WHAT TO PRODUCE: Scan the material below and copy every line holding the word "legend".
[MATERIAL FOR THIS TASK Boundary: Start]
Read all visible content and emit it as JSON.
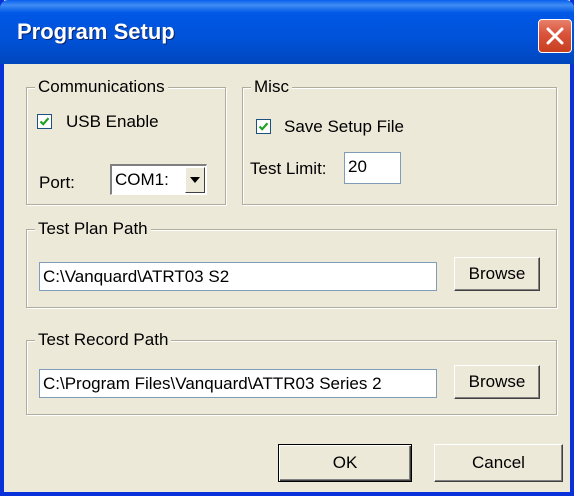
{
  "window": {
    "title": "Program Setup",
    "close_icon": "close-icon"
  },
  "communications": {
    "legend": "Communications",
    "usb_enable": {
      "label": "USB Enable",
      "checked": true
    },
    "port": {
      "label": "Port:",
      "value": "COM1:"
    }
  },
  "misc": {
    "legend": "Misc",
    "save_setup": {
      "label": "Save Setup File",
      "checked": true
    },
    "test_limit": {
      "label": "Test Limit:",
      "value": "20"
    }
  },
  "test_plan": {
    "legend": "Test Plan Path",
    "path": "C:\\Vanquard\\ATRT03 S2",
    "browse_label": "Browse"
  },
  "test_record": {
    "legend": "Test Record Path",
    "path": "C:\\Program Files\\Vanquard\\ATTR03 Series 2",
    "browse_label": "Browse"
  },
  "buttons": {
    "ok_label": "OK",
    "cancel_label": "Cancel"
  },
  "colors": {
    "titlebar": "#0054e3",
    "dialog_bg": "#ece9d8",
    "close_button": "#d9523a"
  }
}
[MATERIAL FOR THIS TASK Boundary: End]
RESPONSE TO THIS TASK:
    "legend": "Communications",
    "legend": "Misc",
    "legend": "Test Plan Path",
    "legend": "Test Record Path",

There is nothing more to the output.